The following is a query to Child Caring writer Barbara Meltz during a Q&A with Boston.com readers:
Question: Hello Barbara, We have a son who is an only child. He seems very happy and content and engaged with others and the outdoors etc... Can you direct me to any research on only children versus siblings? He's never asked for a brother or sister but I know that will be a tough conversation. We have one basically due to financial reasons.
Barbara Meltz: Been there, done that. (My "only" is in college now.) You don't say how old he is, but one thing that's important is to make the subject talkable. Boys tend not to focus on wanting a baby the way girls do, but that doesn't mean they don't notice that it's happening in other families.
When a friend has a new sib, I'd say simply, "I wonder if you're wondering about whether there will be a baby in our family..." and see what he has to say.
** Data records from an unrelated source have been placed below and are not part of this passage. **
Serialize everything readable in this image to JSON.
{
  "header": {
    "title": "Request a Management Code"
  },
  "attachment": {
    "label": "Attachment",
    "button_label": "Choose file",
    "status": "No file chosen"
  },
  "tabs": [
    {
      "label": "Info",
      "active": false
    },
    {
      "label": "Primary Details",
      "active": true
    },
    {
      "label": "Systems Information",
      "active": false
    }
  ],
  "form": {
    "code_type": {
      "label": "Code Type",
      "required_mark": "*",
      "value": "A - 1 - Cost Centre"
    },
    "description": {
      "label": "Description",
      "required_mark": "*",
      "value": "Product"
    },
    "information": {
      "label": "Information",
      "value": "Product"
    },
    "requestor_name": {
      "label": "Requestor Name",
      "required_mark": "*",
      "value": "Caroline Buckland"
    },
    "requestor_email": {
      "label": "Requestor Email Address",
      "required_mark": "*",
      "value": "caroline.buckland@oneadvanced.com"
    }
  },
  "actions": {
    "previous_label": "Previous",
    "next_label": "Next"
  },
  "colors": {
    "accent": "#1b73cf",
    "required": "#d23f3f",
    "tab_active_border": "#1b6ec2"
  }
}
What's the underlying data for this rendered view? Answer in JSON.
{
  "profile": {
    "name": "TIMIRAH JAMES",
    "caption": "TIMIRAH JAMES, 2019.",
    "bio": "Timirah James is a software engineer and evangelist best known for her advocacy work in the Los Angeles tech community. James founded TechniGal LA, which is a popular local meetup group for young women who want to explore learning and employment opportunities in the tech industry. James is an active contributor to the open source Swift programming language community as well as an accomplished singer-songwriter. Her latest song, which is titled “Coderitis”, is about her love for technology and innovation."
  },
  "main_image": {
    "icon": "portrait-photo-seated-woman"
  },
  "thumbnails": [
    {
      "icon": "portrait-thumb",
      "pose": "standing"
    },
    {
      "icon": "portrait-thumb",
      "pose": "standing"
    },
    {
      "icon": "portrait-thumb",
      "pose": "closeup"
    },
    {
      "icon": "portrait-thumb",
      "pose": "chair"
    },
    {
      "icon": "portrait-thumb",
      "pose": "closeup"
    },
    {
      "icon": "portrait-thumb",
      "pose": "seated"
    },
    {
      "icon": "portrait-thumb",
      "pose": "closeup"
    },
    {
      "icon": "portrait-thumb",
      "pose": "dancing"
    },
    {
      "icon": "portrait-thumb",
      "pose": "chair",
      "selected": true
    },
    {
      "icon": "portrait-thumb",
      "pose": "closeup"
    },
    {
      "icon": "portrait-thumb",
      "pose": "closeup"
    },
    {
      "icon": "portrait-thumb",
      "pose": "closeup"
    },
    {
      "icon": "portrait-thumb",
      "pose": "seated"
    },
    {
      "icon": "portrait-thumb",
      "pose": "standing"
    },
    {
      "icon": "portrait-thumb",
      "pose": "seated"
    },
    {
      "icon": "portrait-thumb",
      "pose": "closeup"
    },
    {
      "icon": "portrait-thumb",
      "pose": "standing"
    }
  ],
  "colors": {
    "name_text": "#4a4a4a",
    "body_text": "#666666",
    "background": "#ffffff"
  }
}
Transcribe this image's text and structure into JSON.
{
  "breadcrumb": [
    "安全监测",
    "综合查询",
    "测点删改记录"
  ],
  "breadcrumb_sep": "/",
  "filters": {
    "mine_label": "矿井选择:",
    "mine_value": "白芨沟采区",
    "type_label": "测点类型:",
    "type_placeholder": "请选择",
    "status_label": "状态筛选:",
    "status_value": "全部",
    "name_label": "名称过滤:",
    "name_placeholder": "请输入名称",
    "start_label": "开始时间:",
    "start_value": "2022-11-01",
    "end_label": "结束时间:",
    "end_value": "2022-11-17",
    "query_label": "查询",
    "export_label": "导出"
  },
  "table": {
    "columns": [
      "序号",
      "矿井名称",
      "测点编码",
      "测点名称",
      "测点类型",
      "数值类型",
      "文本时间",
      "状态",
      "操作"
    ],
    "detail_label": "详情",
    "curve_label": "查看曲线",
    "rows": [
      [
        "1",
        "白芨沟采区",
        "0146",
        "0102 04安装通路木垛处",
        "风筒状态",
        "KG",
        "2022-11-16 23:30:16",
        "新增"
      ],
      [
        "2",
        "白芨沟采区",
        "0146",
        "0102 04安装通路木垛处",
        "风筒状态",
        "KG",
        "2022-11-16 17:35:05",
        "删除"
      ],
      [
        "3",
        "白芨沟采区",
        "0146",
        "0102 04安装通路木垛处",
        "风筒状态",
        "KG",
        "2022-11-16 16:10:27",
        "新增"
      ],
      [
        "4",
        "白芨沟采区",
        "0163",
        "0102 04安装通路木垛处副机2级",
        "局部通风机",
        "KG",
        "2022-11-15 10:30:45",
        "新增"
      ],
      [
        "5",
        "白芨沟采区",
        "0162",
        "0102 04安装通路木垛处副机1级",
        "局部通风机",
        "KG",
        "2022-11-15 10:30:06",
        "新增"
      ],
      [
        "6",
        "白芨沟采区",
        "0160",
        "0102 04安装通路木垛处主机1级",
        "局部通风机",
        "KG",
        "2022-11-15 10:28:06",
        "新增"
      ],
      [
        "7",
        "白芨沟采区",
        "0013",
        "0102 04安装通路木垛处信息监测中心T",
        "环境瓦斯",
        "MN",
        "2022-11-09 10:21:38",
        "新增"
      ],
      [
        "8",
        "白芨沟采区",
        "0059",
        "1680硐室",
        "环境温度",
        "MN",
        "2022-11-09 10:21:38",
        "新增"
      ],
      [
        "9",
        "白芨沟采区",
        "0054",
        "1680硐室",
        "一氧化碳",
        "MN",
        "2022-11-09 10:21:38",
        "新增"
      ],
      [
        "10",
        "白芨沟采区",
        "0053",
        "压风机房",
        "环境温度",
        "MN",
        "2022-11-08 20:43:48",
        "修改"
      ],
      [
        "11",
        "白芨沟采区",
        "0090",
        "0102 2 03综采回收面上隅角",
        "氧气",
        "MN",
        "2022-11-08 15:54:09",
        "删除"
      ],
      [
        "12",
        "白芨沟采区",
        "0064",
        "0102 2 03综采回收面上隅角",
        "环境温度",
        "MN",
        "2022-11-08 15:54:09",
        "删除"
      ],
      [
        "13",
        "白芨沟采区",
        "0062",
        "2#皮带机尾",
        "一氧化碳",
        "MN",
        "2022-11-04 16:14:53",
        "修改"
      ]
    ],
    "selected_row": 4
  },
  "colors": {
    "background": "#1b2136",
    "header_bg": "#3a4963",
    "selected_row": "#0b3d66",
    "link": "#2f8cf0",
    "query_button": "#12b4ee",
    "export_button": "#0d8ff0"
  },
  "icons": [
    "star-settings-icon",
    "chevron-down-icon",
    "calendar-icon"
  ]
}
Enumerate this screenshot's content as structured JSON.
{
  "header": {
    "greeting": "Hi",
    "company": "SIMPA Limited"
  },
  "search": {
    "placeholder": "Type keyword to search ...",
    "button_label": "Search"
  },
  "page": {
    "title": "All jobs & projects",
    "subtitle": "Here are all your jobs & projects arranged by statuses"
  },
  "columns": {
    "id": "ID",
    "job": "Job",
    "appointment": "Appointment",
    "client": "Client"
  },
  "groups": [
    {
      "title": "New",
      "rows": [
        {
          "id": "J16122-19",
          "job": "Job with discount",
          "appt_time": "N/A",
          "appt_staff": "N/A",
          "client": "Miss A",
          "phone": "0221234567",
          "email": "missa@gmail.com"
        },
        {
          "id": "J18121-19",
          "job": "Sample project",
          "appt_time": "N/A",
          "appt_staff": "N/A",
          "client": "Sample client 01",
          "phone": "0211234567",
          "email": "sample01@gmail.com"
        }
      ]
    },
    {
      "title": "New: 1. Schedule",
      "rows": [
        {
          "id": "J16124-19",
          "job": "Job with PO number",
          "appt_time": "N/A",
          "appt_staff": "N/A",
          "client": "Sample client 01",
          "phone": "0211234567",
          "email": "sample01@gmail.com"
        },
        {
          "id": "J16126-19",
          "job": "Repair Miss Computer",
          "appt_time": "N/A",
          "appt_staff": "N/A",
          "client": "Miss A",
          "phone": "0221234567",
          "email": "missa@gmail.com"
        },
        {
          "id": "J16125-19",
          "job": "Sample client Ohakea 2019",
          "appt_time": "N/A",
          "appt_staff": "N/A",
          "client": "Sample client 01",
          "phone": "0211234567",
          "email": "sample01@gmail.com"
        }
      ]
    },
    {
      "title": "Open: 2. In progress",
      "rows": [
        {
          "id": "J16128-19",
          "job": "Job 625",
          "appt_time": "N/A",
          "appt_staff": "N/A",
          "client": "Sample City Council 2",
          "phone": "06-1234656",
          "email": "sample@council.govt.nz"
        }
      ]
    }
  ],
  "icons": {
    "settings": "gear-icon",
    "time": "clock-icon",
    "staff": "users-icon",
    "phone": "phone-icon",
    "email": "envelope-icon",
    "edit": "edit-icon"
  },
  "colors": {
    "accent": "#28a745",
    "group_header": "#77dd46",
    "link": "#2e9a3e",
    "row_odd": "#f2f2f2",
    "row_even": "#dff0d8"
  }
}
I suggest you have a simple answer along the lines of, "Dad and I think our family is just perfect the way it is. We aren't going to have another baby."
So that you aren't leaving it open in his mind. So why should this be a tough conversation? That's a rhetorical question: I imagine it's because you feel that you are somehow depriving him. Get over it!
Here are two books I recommend: "My One and Only," by Ellie McGrath; "Parenting an Only Child," by Susan Newman.
Do you agree with Barbara's advice? Have some thoughts of your own? Write in our comments section below.